Efforts to experience the Earth Harp live took me to Brooklyn this past Saturday to the Metro Tech complex, home of the Polytechnical Insitute of New York University and hosts of the World Science Festival. The organizers felt that the Earth Harp qualified as “innovative music” and invited William to bring the instrument to be part of “Innovation Square.”
Finding the Earth Harp was, obviously, easy. Although the resonator was set up on a low stage at the edge of the park part of the complex’s ‘quad’, the strings ran to the open frame face of the Bern Dibner Library building. Here I found William enjoying the shade the numerous trees provided. Words cannot explain the joy of finally meeting him in the flesh. One could not have planned a better event for this meeting as William and I have had some very nerdy discussions on the science of sound and music. He told me about one of the many exhibits at the festival that he really enjoyed. I never did get to it though. He also shared that he would performing again in a little over an hour.

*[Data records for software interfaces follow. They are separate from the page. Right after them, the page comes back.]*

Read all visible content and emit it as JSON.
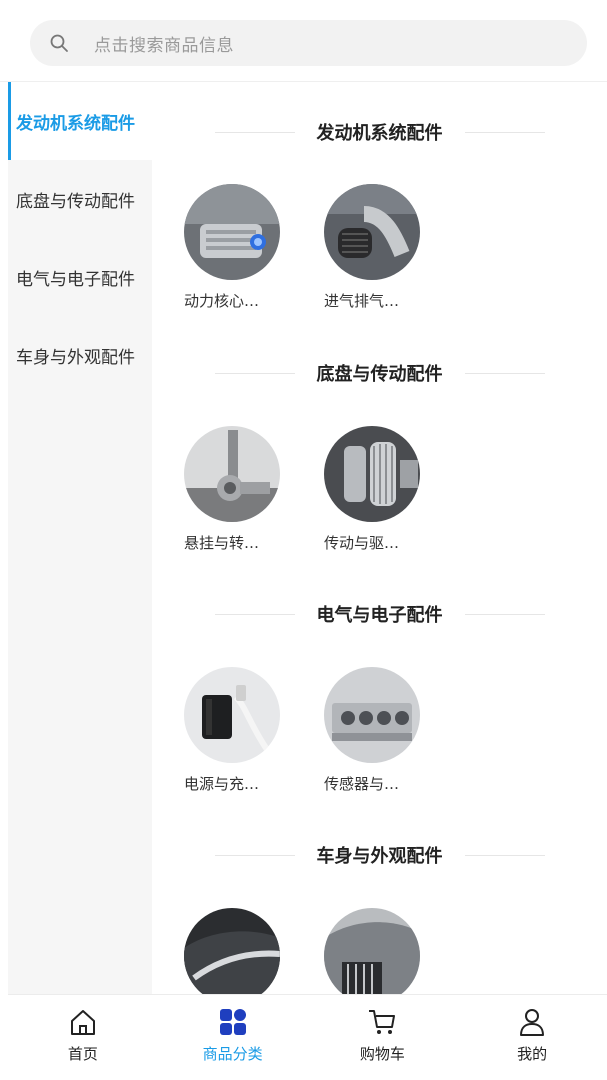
{
  "search": {
    "placeholder": "点击搜索商品信息"
  },
  "sidebar": {
    "items": [
      {
        "label": "发动机系统配件",
        "active": true
      },
      {
        "label": "底盘与传动配件",
        "active": false
      },
      {
        "label": "电气与电子配件",
        "active": false
      },
      {
        "label": "车身与外观配件",
        "active": false
      }
    ]
  },
  "sections": [
    {
      "title": "发动机系统配件",
      "products": [
        {
          "name": "动力核心…",
          "image": "supercharger"
        },
        {
          "name": "进气排气…",
          "image": "air-intake-filter"
        }
      ]
    },
    {
      "title": "底盘与传动配件",
      "products": [
        {
          "name": "悬挂与转…",
          "image": "suspension-arm"
        },
        {
          "name": "传动与驱…",
          "image": "gear-shaft"
        }
      ]
    },
    {
      "title": "电气与电子配件",
      "products": [
        {
          "name": "电源与充…",
          "image": "charger-cable"
        },
        {
          "name": "传感器与…",
          "image": "sensor-block"
        }
      ]
    },
    {
      "title": "车身与外观配件",
      "products": [
        {
          "name": "",
          "image": "body-trim"
        },
        {
          "name": "",
          "image": "front-grille"
        }
      ]
    }
  ],
  "tabbar": {
    "items": [
      {
        "label": "首页",
        "icon": "home-icon",
        "active": false
      },
      {
        "label": "商品分类",
        "icon": "category-icon",
        "active": true
      },
      {
        "label": "购物车",
        "icon": "cart-icon",
        "active": false
      },
      {
        "label": "我的",
        "icon": "user-icon",
        "active": false
      }
    ]
  },
  "colors": {
    "accent": "#1a9be6",
    "category_icon": "#1f3fbf",
    "sidebar_bg": "#f6f6f6",
    "search_bg": "#f2f2f2"
  }
}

After getting some much needed food, I wandered around the square taking in all the outdoor booths and their various exhibits and demonstrations. Around 5:30 I took up residence at the Harp and waited for my opportunity to finally experience this amazing instrument. I watched as William carefully prepped its strings with a resin block and ensured all the necessary equipment was ready to go. At 5:45 he took his spot between the strings and began the process of pulling the most wonderful sounds from them. I had been right: broadcasts and recordings do not do justice to this instrument.
At the end of the first arrangement, William spoke about the science of the Harp and its uniqueness as a string instrument. It is not hammered like a piano, plucked like a traditional harp, harpsichord or member of the violin family, nor is it bowed like violin-like instruments. William demonstrated what happens when the strings are plucked, something I’ve never seen or heard before in videos or during his run on America’s Got Talent. The sound is not pretty and the notes are lower than what are produced when the strings are pulled. He further explained that plucking causes the strings to vibrate in a circular motion and that motion is what produces the sound. Sliding resin-covered gloves stirs molecules within the metal of the string, so the actual string creates the sound internally. The resonator also acts as the bridge for the strings, similar to a guitar or violin type instrument. Whatever surface is under the strings is the “sound box” and it is here where, unlike any other instrument, people get to experience the resulting sound from technically being inside the instrument. At the end of his explanation, William had proved to the crowd that music nerds really are some of the majorly cool kids.
We got a second arrangement which I allowed myself to become completely immersed in. Again, there aren’t words to explain the sound, the feelings, the Harp. Richard Sherwood, longtime friend and percussionist, started the piece with one of William’s percussion creations, a drum cloud. Its configuration creates sounds similar to timpanis. Richard also accompanied the Harp on a traditional drum kit. Together the two created what William called one of their many “mini symphonies”. It was gorgeous.
If you saw William on America’s Got Talent or have been made aware of him and/or the Earth Harp, and have any curiosity about attending a live performance, do it! It is like nothing you have heard or experienced in music before. William travels the world with the instrument, so watch his Facebook and website for listings of performances in your area.
— Kathy Creighton | @Mama_Kath